--- Exercise ---
Please report how many lines in the data underneath hold the word "images", with no other text.

Page and application data records
- Opening Delimiter -

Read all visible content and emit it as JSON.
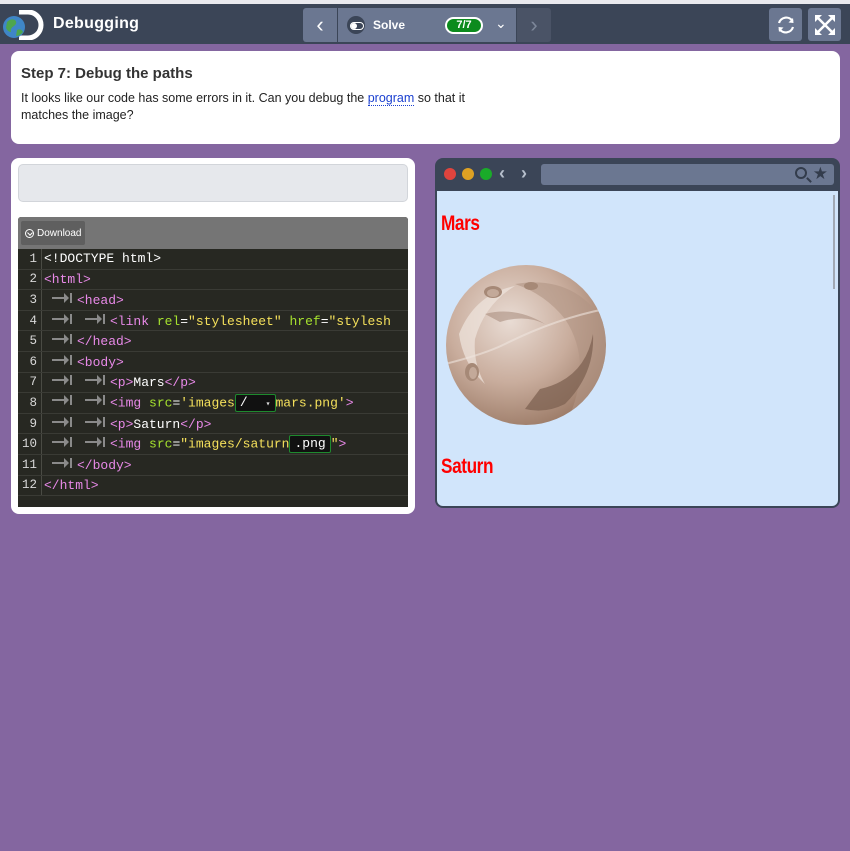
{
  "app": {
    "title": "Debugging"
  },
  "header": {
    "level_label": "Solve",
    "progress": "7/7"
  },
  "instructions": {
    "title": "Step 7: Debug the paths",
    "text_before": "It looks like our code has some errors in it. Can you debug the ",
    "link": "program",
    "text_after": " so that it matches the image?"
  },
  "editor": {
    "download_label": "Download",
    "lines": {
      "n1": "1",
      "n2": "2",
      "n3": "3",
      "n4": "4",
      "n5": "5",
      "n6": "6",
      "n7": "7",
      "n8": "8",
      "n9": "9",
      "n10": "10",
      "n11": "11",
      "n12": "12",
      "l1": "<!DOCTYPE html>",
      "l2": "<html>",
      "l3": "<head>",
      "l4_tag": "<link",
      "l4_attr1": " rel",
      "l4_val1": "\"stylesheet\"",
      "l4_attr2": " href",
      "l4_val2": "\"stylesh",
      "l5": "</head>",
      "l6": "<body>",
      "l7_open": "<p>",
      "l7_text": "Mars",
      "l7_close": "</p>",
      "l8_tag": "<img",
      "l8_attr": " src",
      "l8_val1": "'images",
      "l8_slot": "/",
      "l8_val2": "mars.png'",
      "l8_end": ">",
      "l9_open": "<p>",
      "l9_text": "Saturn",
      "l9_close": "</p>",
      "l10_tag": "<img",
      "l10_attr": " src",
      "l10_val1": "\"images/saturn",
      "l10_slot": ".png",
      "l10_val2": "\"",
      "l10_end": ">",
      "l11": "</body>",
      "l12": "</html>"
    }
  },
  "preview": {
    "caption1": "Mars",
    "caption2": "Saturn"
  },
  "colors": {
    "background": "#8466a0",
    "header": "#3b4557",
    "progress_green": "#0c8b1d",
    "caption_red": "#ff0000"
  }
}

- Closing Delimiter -

--- Answer for this exercise ---
2